TOKYO -- Creditors to Toshiba have decided to extend their loan agreement with the company by three months until March 2018 as the risk of default by the troubled electronics maker has declined. Toshiba has raised fresh capital and settled a dispute with its U.S. partner, according to people familiar with the matter.
The loan agreement with seven banks, including Sumitomo Mitsui Banking, Mizuho Bank and Sumitomo Mitsui Trust Bank, was set to expire at the end of 2017.
The lenders welcomed news that Toshiba has raised 600 billion yen ($5.32 billion) of additional capital, and that the company has finally resolved a prolonged dispute with U.S. partner Western Digital over the sale of Toshiba Memory, a key subsidiary.
Under the line of credit, called a "commitment line," Toshiba can draw upon up to 680 billion yen for day-to-day operations and other purposes.
Toshiba had hoped to have the agreement extended for a longer period, but the banks decided on three months, pending completion of Toshiba's planned sale of its memory chip unit by March 2018.

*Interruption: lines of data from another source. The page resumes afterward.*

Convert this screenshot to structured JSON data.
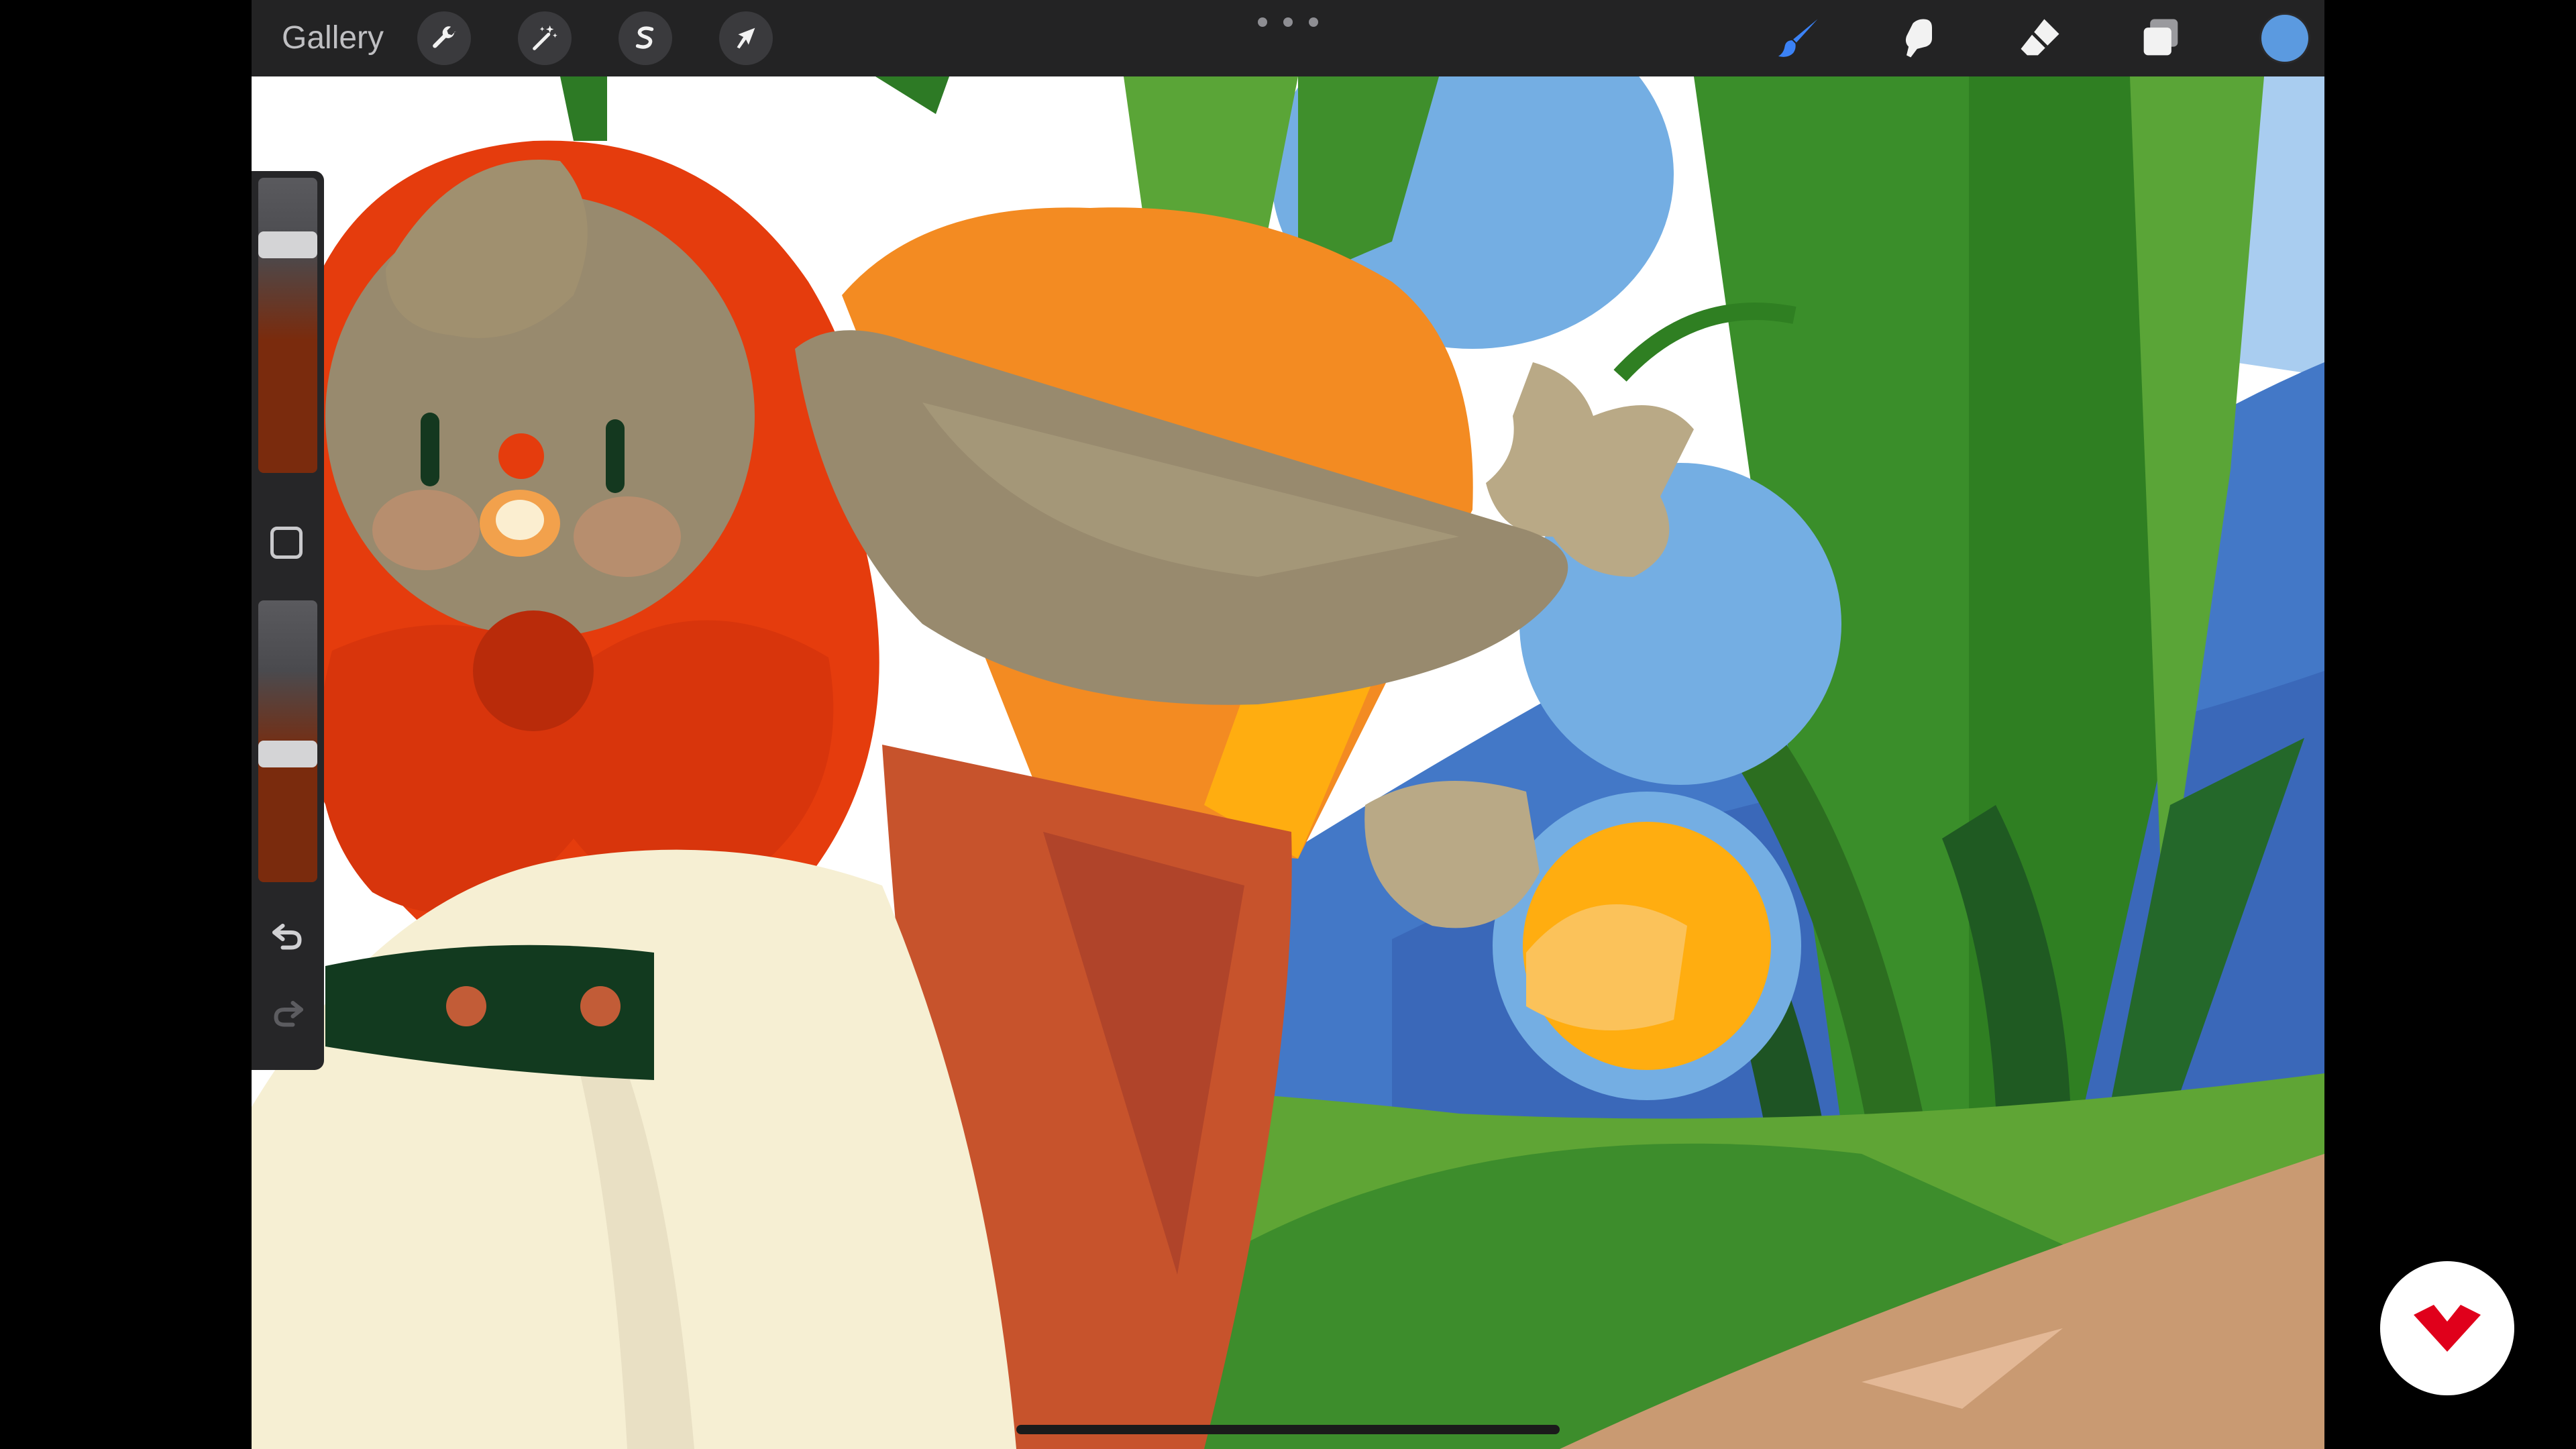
{
  "toolbar": {
    "gallery_label": "Gallery",
    "left_tools": [
      "wrench-icon",
      "magic-wand-icon",
      "selection-s-icon",
      "transform-arrow-icon"
    ],
    "right_tools": [
      "brush-icon",
      "smudge-icon",
      "eraser-icon",
      "layers-icon"
    ],
    "more_icon": "ellipsis-icon",
    "active_tool": "brush-icon",
    "active_tool_color": "#3b82f6",
    "current_color": "#5b9ae0"
  },
  "sidebar": {
    "brush_size_level": 0.8,
    "brush_opacity_level": 0.45,
    "slider_color": "#7a2b0d",
    "icons": [
      "modify-square-icon",
      "undo-icon",
      "redo-icon"
    ]
  },
  "badge": {
    "icon": "domestika-logo-icon",
    "color": "#e0001b"
  }
}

In late September, the banks extended the credit line, which was to expire at the end of the month, until December, after Toshiba decided on a buyer for the memory chip unit. That extension, however, was shortened from the previous term of two years to just three months.
The sale of the memory chip unit will bring in some 2 trillion yen, which will significantly improve Toshiba's finances. Some of the creditor banks are considering cutting the amount of the credit line after the sale.
Toshiba raised the additional 600 billion from 60 overseas investment funds through a third-party share allocation on Dec. 5. The dispute with Western Digital, which had sought to block the unit's sale to a third party, has finally been settled. The remaining hurdle for Toshiba regarding the sale is getting approval from antitrust regulators in China and elsewhere.